→ Records to use
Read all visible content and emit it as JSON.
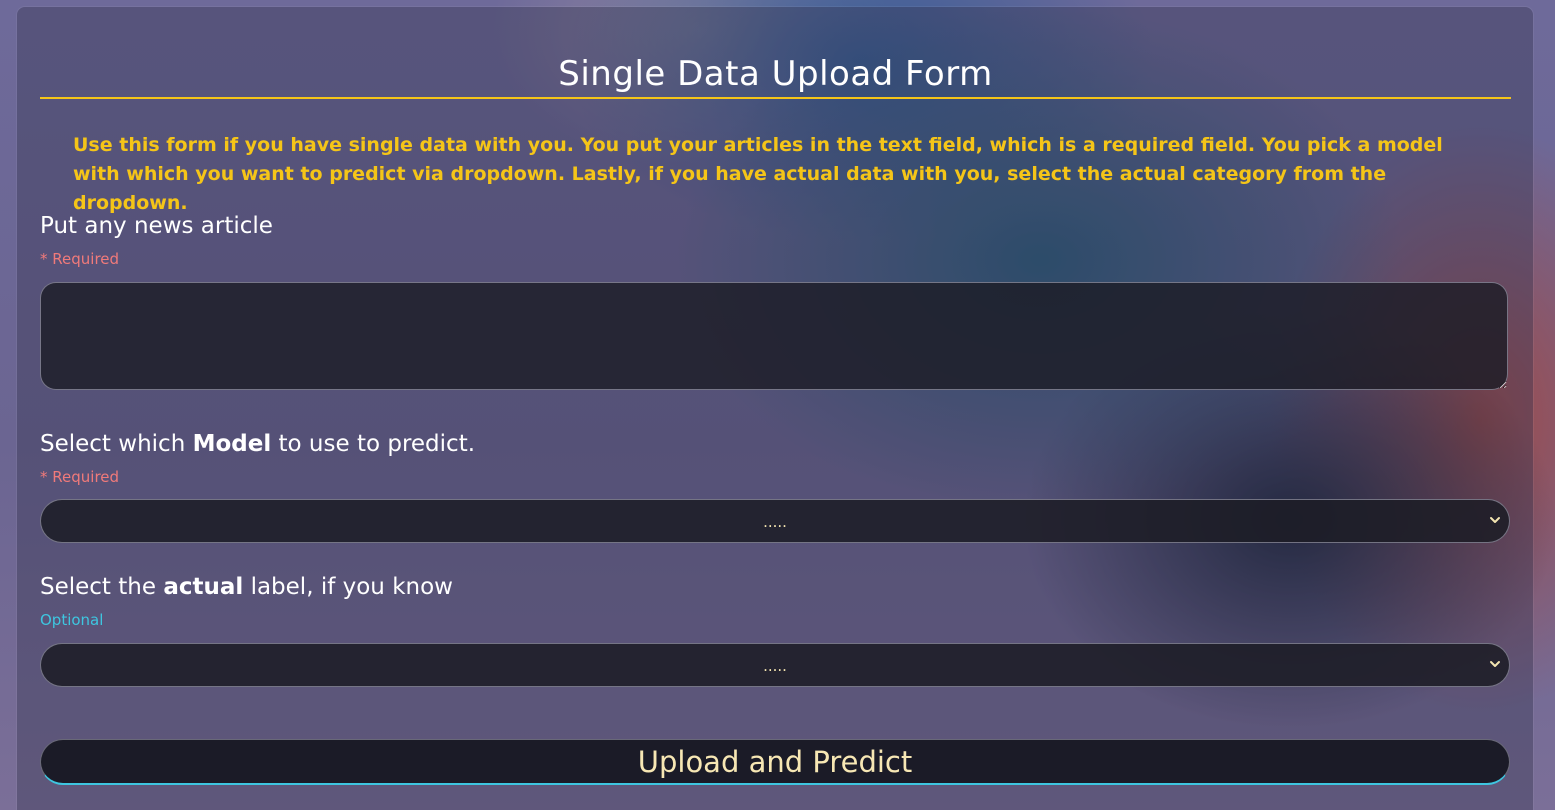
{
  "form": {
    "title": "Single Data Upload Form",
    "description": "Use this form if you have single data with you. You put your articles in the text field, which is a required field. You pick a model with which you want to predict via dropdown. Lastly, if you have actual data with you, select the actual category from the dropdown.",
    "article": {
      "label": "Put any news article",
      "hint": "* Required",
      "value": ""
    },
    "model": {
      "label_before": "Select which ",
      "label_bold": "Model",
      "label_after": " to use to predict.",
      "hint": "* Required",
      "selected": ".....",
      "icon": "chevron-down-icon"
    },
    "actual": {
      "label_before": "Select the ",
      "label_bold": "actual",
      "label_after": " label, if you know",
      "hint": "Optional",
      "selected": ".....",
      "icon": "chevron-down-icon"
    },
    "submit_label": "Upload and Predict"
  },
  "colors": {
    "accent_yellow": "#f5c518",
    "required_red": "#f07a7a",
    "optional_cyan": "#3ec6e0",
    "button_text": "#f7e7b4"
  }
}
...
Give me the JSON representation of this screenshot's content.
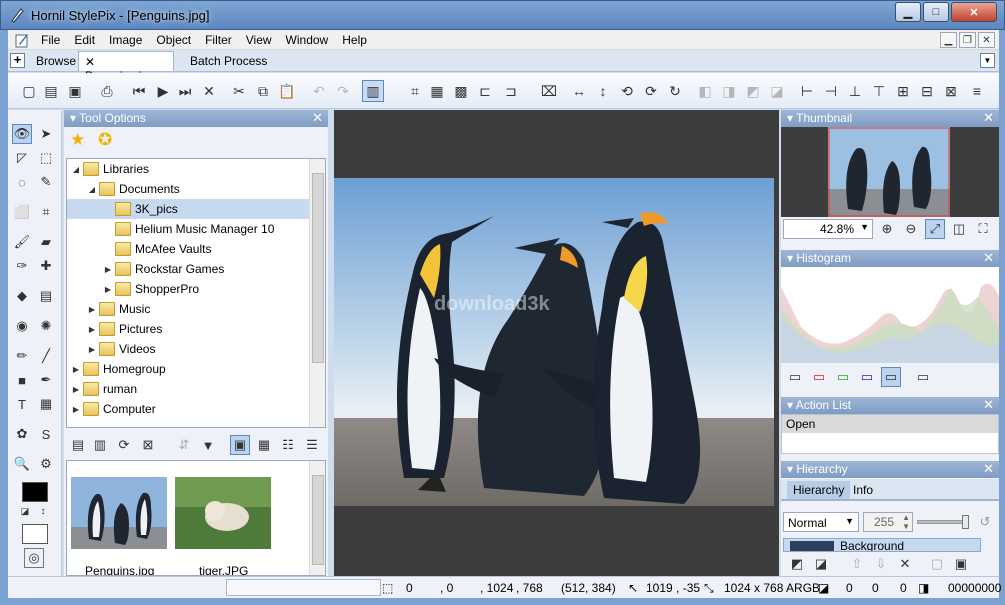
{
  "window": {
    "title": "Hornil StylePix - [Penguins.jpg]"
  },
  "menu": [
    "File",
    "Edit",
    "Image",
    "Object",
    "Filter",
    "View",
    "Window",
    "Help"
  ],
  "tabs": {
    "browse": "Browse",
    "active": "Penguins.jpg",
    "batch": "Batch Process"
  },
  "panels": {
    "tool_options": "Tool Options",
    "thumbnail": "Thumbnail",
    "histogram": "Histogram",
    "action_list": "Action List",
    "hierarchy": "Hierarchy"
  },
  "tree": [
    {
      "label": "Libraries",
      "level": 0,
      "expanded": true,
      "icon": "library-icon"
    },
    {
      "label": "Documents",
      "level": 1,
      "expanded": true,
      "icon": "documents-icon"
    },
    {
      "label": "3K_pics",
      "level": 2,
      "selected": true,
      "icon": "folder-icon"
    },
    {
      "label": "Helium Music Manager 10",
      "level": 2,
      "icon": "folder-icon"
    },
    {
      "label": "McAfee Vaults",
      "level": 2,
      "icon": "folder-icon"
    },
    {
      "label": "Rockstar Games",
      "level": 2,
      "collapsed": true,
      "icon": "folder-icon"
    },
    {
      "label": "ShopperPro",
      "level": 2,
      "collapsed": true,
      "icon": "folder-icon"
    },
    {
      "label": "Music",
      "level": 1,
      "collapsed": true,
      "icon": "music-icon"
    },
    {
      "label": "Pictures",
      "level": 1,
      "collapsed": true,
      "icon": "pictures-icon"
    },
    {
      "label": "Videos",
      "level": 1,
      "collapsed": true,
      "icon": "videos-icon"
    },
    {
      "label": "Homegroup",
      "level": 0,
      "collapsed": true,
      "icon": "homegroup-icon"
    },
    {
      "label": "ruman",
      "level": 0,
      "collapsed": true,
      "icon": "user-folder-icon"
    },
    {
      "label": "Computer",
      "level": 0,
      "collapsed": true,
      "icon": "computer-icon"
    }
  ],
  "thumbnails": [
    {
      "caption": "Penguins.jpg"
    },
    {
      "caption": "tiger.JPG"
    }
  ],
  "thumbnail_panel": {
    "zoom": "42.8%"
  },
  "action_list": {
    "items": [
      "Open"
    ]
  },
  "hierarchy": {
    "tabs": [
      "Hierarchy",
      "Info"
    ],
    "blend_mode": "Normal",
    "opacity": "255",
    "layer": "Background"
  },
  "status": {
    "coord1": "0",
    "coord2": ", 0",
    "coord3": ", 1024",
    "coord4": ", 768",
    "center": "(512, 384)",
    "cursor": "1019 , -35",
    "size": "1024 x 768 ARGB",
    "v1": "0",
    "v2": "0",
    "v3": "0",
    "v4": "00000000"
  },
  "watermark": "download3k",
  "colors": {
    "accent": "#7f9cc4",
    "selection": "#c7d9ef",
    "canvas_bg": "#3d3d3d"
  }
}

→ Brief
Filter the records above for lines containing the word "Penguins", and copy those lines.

→ Answer for this exercise
    "title": "Hornil StylePix - [Penguins.jpg]"
    "active": "Penguins.jpg",
      "caption": "Penguins.jpg"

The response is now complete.